◆ WHAT YOU HAVE TO DO ◆
Every line of the data that contains the string "description" must be copied.

◆ AVAILABLE RECORDS ◆
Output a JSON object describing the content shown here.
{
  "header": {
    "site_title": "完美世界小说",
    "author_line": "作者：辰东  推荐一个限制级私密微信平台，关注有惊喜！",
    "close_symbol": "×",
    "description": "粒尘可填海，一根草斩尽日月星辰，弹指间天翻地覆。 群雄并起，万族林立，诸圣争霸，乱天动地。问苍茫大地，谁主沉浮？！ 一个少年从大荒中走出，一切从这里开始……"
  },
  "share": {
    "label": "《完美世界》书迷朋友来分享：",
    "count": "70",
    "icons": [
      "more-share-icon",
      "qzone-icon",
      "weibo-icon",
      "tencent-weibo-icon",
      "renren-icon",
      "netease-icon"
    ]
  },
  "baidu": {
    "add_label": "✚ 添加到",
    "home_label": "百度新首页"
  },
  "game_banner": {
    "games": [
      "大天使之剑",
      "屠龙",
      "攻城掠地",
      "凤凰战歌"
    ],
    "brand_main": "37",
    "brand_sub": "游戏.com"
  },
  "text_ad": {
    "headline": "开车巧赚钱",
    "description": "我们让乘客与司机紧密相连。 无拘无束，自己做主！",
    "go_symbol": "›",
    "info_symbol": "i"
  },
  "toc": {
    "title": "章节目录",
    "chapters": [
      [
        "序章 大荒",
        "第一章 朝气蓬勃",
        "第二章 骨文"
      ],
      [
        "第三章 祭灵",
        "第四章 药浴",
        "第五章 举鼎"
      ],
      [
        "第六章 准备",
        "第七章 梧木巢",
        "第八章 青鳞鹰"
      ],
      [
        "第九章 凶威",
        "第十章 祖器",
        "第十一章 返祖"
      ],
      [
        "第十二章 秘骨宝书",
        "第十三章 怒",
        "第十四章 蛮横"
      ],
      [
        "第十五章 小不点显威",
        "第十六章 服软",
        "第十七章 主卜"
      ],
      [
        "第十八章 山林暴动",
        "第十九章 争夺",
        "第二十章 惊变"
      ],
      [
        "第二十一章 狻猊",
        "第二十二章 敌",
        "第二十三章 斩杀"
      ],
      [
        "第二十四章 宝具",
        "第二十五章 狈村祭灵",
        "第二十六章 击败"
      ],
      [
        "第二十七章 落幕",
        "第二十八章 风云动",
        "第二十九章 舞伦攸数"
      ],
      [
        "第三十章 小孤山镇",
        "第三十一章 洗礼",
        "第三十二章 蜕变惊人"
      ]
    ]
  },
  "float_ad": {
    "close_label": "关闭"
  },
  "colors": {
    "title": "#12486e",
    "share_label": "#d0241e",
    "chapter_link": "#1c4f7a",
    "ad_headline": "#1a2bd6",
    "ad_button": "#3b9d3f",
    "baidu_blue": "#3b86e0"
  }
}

◆ OUTPUT OF THE TASK ◆
    "description": "粒尘可填海，一根草斩尽日月星辰，弹指间天翻地覆。 群雄并起，万族林立，诸圣争霸，乱天动地。问苍茫大地，谁主沉浮？！ 一个少年从大荒中走出，一切从这里开始……"
    "description": "我们让乘客与司机紧密相连。 无拘无束，自己做主！",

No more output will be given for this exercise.